I am from the USA and lived in Canada for 5 years. When my Canadian friends discussed US money they always seemed to get worked up over the monochrome nature of our paper currency. “How can you tell them apart?” they’d ask. I would try to be patient while explaining our system of numerals to indicate dollar amounts. They seemed to think that adding colors (or colours) was easier than adding numbers, or some such thing. Anyway, I never saw what the big deal was, and still don’t. Now that my wife, a Canadian, lives in the states, she seems fairly well-accustomed to our system, and rarely gives out 50s for 5s.

I personally think the color and size uniformity of American currency, ironically, makes it the most distinctive in the World.

I couldn’t tell you what a Russian rubble looks like, but I’ll bet most Russians know exactly what a greenback looks like.

Non-Americans see the US dollar as a symbol (and source) of strong economic security and reliablity. Part of this impression comes from the fact that there have been few drastic changes in it’s appearence.

As for Americans, we think that anything with colors other than black of green ink looks like Monopoly money!

I’m not overfond of the new twenties. I think it’s mostly because of two features:

  1. all that blank space on the back, and

  2. the seal on the front looks like it was added with a bad inkjet printer and could smear off at any moment. On every new bill I’ve seen, the seal has bled significantly and is not at all sharp.

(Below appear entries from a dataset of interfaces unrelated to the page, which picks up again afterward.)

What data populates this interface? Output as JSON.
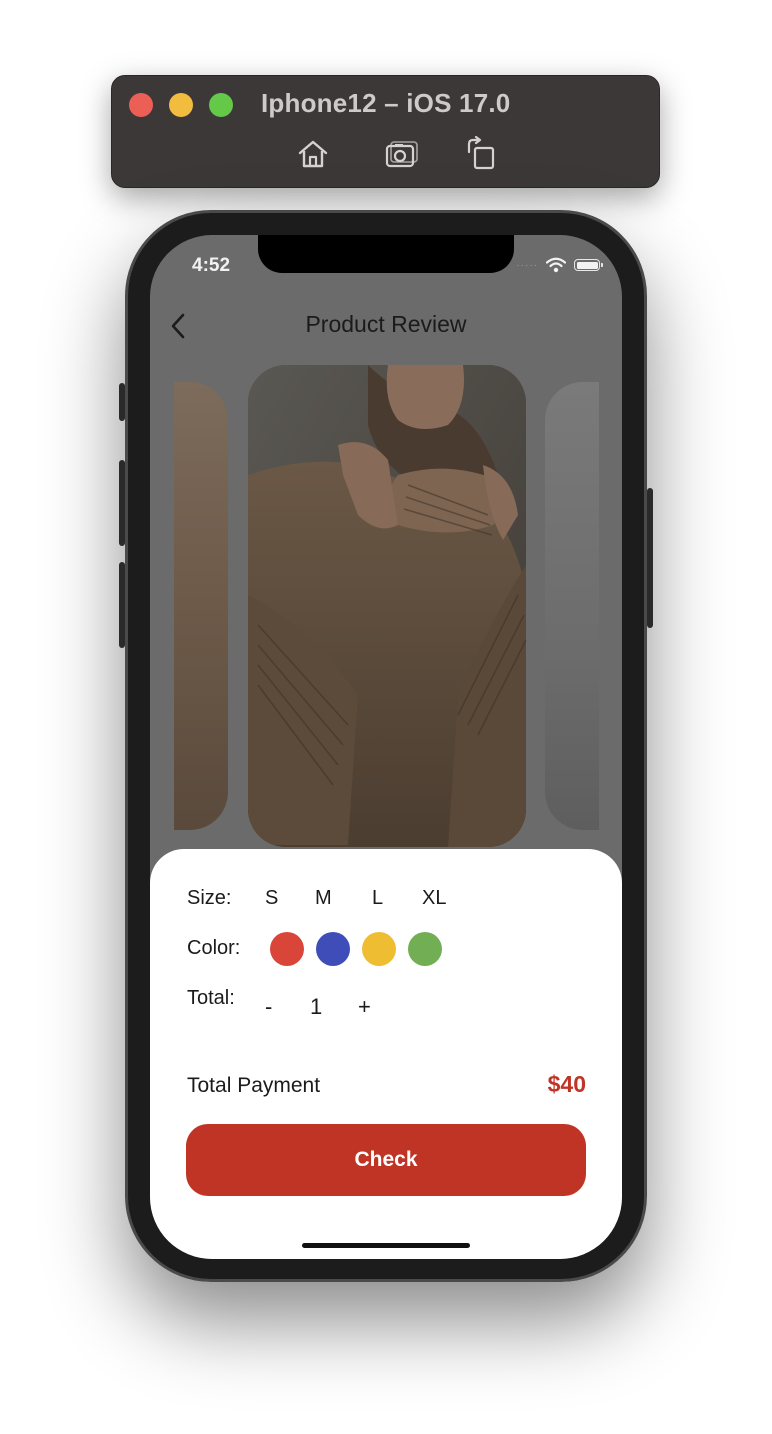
{
  "simulator": {
    "title": "Iphone12 – iOS 17.0",
    "tools": [
      "home-icon",
      "screenshot-icon",
      "rotate-icon"
    ]
  },
  "status_bar": {
    "time": "4:52",
    "signal": "·····"
  },
  "nav": {
    "title": "Product Review",
    "back_icon": "chevron-left-icon"
  },
  "product": {
    "options": {
      "size_label": "Size:",
      "sizes": [
        "S",
        "M",
        "L",
        "XL"
      ],
      "color_label": "Color:",
      "colors": [
        "#d94539",
        "#3f4db8",
        "#efbd32",
        "#72ae53"
      ],
      "total_label": "Total:",
      "decrement": "-",
      "quantity": "1",
      "increment": "+"
    },
    "payment": {
      "label": "Total Payment",
      "amount": "$40"
    },
    "check_button": "Check"
  },
  "colors": {
    "accent": "#c03426",
    "overlay": "#6b6b6b",
    "sheet": "#ffffff"
  }
}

The second one bothers me a lot more than the first. I’m not used to US currency looking shoddily made.